May I become at all times, both now and forever,
A protector for those without protection
A guide for those who have lost their way
A ship for those with oceans to cross
A bridge for those with rivers to cross
A sanctuary for those in danger
A lamp for those without light
A place of refuge for those who lack shelter
And a servant to all in need.

What a paradox: I vow to do all that while knowing that it’s an impossible undertaking. Once more I’m reminded of the temptation to see things as either/or. Reminded also of the Middle Way, the Buddha’s path of moderation away from extremes. 

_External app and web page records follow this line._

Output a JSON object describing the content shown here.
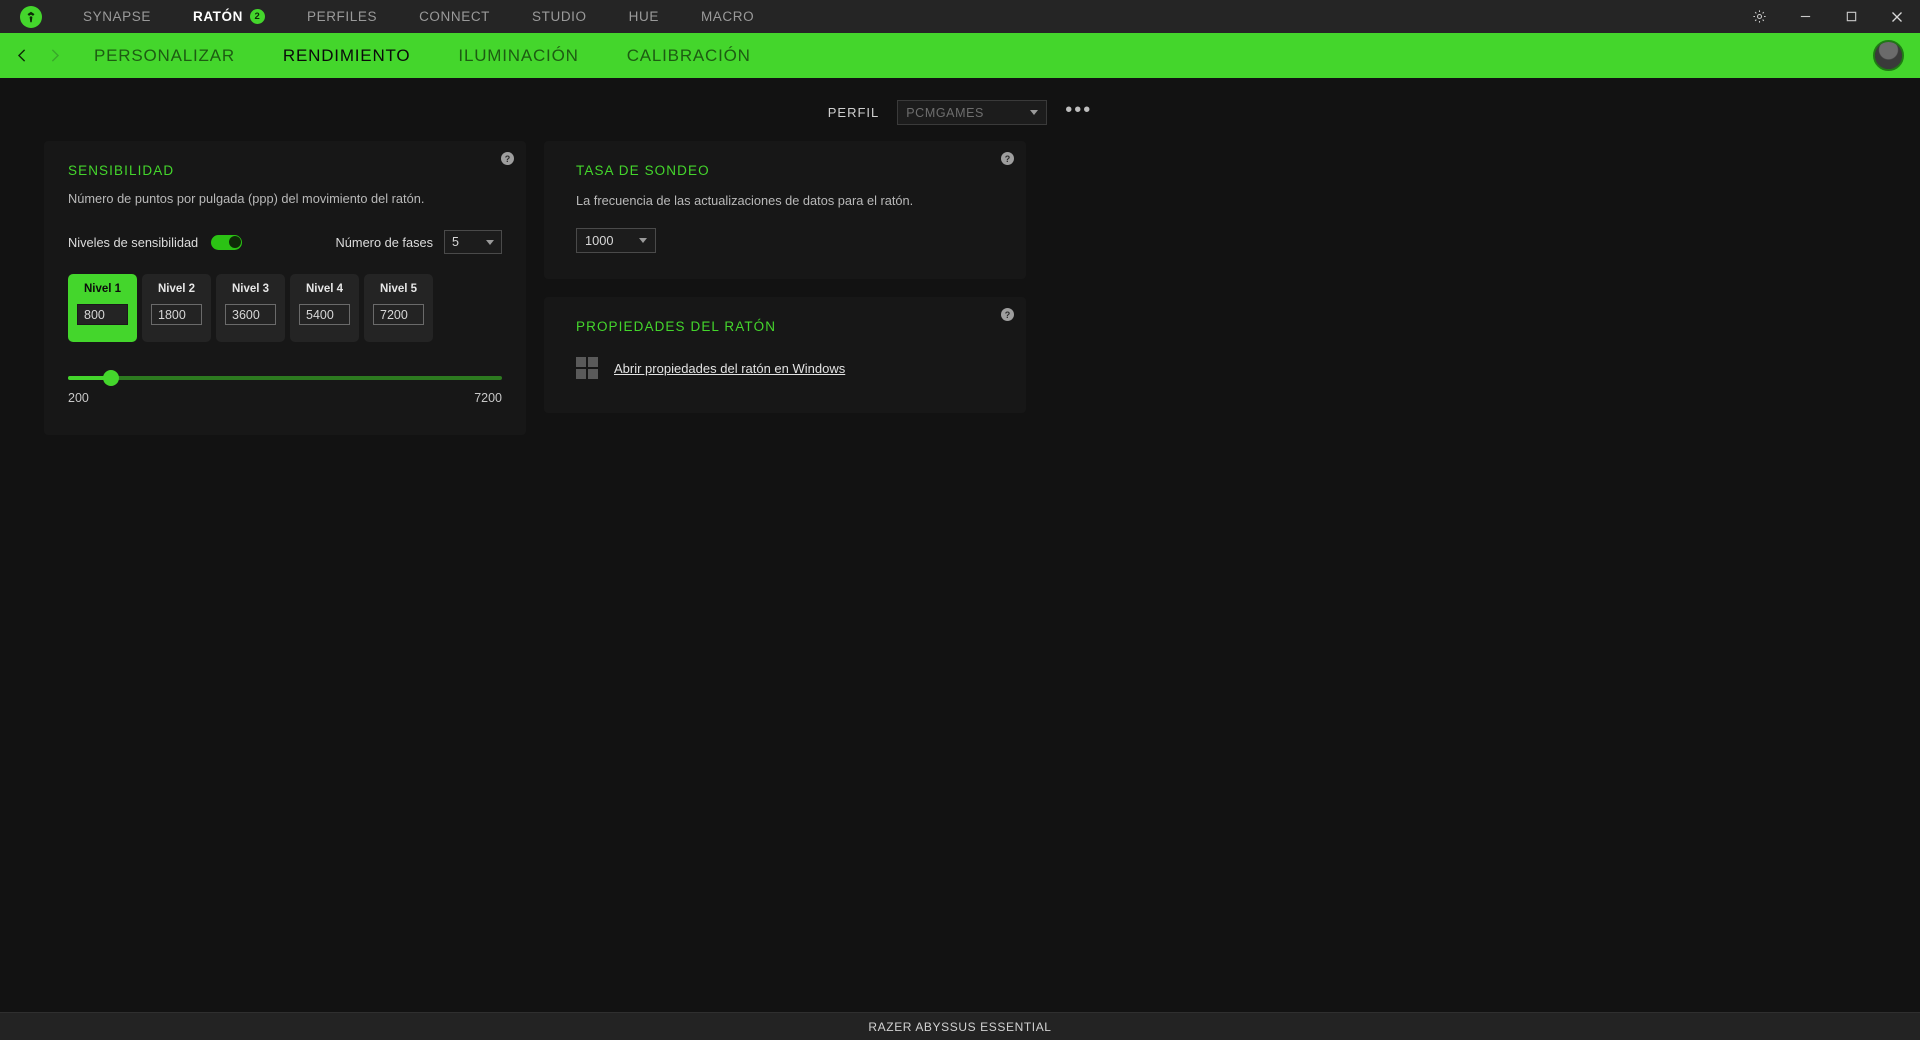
{
  "window": {
    "titlebar": {
      "logo_icon": "razer-logo-icon",
      "nav": [
        {
          "label": "SYNAPSE",
          "active": false,
          "badge": ""
        },
        {
          "label": "RATÓN",
          "active": true,
          "badge": "2"
        },
        {
          "label": "PERFILES",
          "active": false,
          "badge": ""
        },
        {
          "label": "CONNECT",
          "active": false,
          "badge": ""
        },
        {
          "label": "STUDIO",
          "active": false,
          "badge": ""
        },
        {
          "label": "HUE",
          "active": false,
          "badge": ""
        },
        {
          "label": "MACRO",
          "active": false,
          "badge": ""
        }
      ],
      "controls": {
        "settings_icon": "gear-icon",
        "minimize_icon": "minimize-icon",
        "maximize_icon": "maximize-icon",
        "close_icon": "close-icon"
      }
    },
    "subnav": {
      "back_icon": "chevron-left-icon",
      "forward_icon": "chevron-right-icon",
      "tabs": [
        {
          "label": "PERSONALIZAR",
          "active": false
        },
        {
          "label": "RENDIMIENTO",
          "active": true
        },
        {
          "label": "ILUMINACIÓN",
          "active": false
        },
        {
          "label": "CALIBRACIÓN",
          "active": false
        }
      ],
      "avatar_icon": "user-avatar-icon"
    }
  },
  "profile": {
    "label": "PERFIL",
    "selected": "PCMGAMES",
    "dropdown_icon": "chevron-down-icon",
    "more_label": "•••"
  },
  "sensitivity": {
    "title": "SENSIBILIDAD",
    "description": "Número de puntos por pulgada (ppp) del movimiento del ratón.",
    "help_icon": "help-icon",
    "toggle_label": "Niveles de sensibilidad",
    "toggle_on": true,
    "stages_label": "Número de fases",
    "stages_value": "5",
    "levels": [
      {
        "name": "Nivel 1",
        "value": "800",
        "active": true
      },
      {
        "name": "Nivel 2",
        "value": "1800",
        "active": false
      },
      {
        "name": "Nivel 3",
        "value": "3600",
        "active": false
      },
      {
        "name": "Nivel 4",
        "value": "5400",
        "active": false
      },
      {
        "name": "Nivel 5",
        "value": "7200",
        "active": false
      }
    ],
    "slider": {
      "min_label": "200",
      "max_label": "7200",
      "min": 200,
      "max": 7200,
      "value": 800,
      "percent": 10
    }
  },
  "polling": {
    "title": "TASA DE SONDEO",
    "description": "La frecuencia de las actualizaciones de datos para el ratón.",
    "help_icon": "help-icon",
    "selected": "1000",
    "dropdown_icon": "chevron-down-icon"
  },
  "mouse_properties": {
    "title": "PROPIEDADES DEL RATÓN",
    "help_icon": "help-icon",
    "windows_icon": "windows-logo-icon",
    "link_label": "Abrir propiedades del ratón en Windows"
  },
  "footer": {
    "device": "RAZER ABYSSUS ESSENTIAL"
  },
  "colors": {
    "razer_green": "#44d62c",
    "background": "#121212",
    "card": "#171717",
    "titlebar": "#252525"
  }
}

Here then is my prescription for the next week: Do your best in every moment, then rest. Get up again, pay attention to your breath, listen to your heart, look at a flower, eat the best chocolate … and do your best to serve others, then rest again. With every step, do no harm, do good, aim to alleviate suffering … and include yourself as one of the beings requiring loving attention. That should keep you occupied. Ah!